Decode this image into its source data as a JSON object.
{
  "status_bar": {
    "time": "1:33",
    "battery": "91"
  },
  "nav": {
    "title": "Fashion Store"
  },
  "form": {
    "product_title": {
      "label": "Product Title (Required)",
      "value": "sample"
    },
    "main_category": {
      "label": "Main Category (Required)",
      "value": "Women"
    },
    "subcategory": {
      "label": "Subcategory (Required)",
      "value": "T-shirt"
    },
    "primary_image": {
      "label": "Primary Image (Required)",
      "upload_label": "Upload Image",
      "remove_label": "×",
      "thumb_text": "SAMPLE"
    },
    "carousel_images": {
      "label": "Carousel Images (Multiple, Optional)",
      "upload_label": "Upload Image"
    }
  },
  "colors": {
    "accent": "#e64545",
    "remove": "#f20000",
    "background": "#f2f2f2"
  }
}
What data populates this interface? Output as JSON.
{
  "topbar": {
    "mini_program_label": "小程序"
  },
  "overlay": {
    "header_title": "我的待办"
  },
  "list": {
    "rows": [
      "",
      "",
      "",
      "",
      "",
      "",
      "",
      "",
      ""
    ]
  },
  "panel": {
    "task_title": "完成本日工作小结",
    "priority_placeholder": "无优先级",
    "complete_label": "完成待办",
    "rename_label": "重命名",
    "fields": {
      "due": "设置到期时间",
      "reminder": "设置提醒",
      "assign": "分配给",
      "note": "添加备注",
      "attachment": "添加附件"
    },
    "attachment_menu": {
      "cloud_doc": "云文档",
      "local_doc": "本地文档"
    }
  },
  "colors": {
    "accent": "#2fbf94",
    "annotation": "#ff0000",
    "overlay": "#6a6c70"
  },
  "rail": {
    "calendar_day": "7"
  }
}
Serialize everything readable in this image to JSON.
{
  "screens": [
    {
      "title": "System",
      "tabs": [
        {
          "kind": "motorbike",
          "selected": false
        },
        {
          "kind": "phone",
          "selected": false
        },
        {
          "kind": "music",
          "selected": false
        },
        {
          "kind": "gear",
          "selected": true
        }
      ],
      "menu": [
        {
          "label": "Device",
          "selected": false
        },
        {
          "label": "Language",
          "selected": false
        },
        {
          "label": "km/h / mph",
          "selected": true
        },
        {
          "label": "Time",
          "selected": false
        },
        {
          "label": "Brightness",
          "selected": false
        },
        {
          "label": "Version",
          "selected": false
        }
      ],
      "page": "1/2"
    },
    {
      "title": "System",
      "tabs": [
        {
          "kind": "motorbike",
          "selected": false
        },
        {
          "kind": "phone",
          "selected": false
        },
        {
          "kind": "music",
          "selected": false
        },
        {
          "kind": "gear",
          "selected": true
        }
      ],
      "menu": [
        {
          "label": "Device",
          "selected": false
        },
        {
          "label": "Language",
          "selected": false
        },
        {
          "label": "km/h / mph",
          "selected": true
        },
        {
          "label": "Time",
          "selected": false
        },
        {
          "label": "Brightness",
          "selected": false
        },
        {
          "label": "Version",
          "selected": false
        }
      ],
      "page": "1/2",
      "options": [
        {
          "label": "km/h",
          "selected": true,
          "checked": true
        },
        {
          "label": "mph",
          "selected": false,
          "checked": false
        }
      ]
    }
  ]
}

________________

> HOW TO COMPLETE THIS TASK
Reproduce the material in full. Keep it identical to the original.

> ANSWER TO THE PROBLEM
Decode this image into its source data as a JSON object.
{
  "status_bar": {
    "time": "1:33",
    "battery": "91"
  },
  "nav": {
    "title": "Fashion Store"
  },
  "form": {
    "product_title": {
      "label": "Product Title (Required)",
      "value": "sample"
    },
    "main_category": {
      "label": "Main Category (Required)",
      "value": "Women"
    },
    "subcategory": {
      "label": "Subcategory (Required)",
      "value": "T-shirt"
    },
    "primary_image": {
      "label": "Primary Image (Required)",
      "upload_label": "Upload Image",
      "remove_label": "×",
      "thumb_text": "SAMPLE"
    },
    "carousel_images": {
      "label": "Carousel Images (Multiple, Optional)",
      "upload_label": "Upload Image"
    }
  },
  "colors": {
    "accent": "#e64545",
    "remove": "#f20000",
    "background": "#f2f2f2"
  }
}
What data populates this interface? Output as JSON.
{
  "topbar": {
    "mini_program_label": "小程序"
  },
  "overlay": {
    "header_title": "我的待办"
  },
  "list": {
    "rows": [
      "",
      "",
      "",
      "",
      "",
      "",
      "",
      "",
      ""
    ]
  },
  "panel": {
    "task_title": "完成本日工作小结",
    "priority_placeholder": "无优先级",
    "complete_label": "完成待办",
    "rename_label": "重命名",
    "fields": {
      "due": "设置到期时间",
      "reminder": "设置提醒",
      "assign": "分配给",
      "note": "添加备注",
      "attachment": "添加附件"
    },
    "attachment_menu": {
      "cloud_doc": "云文档",
      "local_doc": "本地文档"
    }
  },
  "colors": {
    "accent": "#2fbf94",
    "annotation": "#ff0000",
    "overlay": "#6a6c70"
  },
  "rail": {
    "calendar_day": "7"
  }
}
Serialize everything readable in this image to JSON.
{
  "screens": [
    {
      "title": "System",
      "tabs": [
        {
          "kind": "motorbike",
          "selected": false
        },
        {
          "kind": "phone",
          "selected": false
        },
        {
          "kind": "music",
          "selected": false
        },
        {
          "kind": "gear",
          "selected": true
        }
      ],
      "menu": [
        {
          "label": "Device",
          "selected": false
        },
        {
          "label": "Language",
          "selected": false
        },
        {
          "label": "km/h / mph",
          "selected": true
        },
        {
          "label": "Time",
          "selected": false
        },
        {
          "label": "Brightness",
          "selected": false
        },
        {
          "label": "Version",
          "selected": false
        }
      ],
      "page": "1/2"
    },
    {
      "title": "System",
      "tabs": [
        {
          "kind": "motorbike",
          "selected": false
        },
        {
          "kind": "phone",
          "selected": false
        },
        {
          "kind": "music",
          "selected": false
        },
        {
          "kind": "gear",
          "selected": true
        }
      ],
      "menu": [
        {
          "label": "Device",
          "selected": false
        },
        {
          "label": "Language",
          "selected": false
        },
        {
          "label": "km/h / mph",
          "selected": true
        },
        {
          "label": "Time",
          "selected": false
        },
        {
          "label": "Brightness",
          "selected": false
        },
        {
          "label": "Version",
          "selected": false
        }
      ],
      "page": "1/2",
      "options": [
        {
          "label": "km/h",
          "selected": true,
          "checked": true
        },
        {
          "label": "mph",
          "selected": false,
          "checked": false
        }
      ]
    }
  ]
}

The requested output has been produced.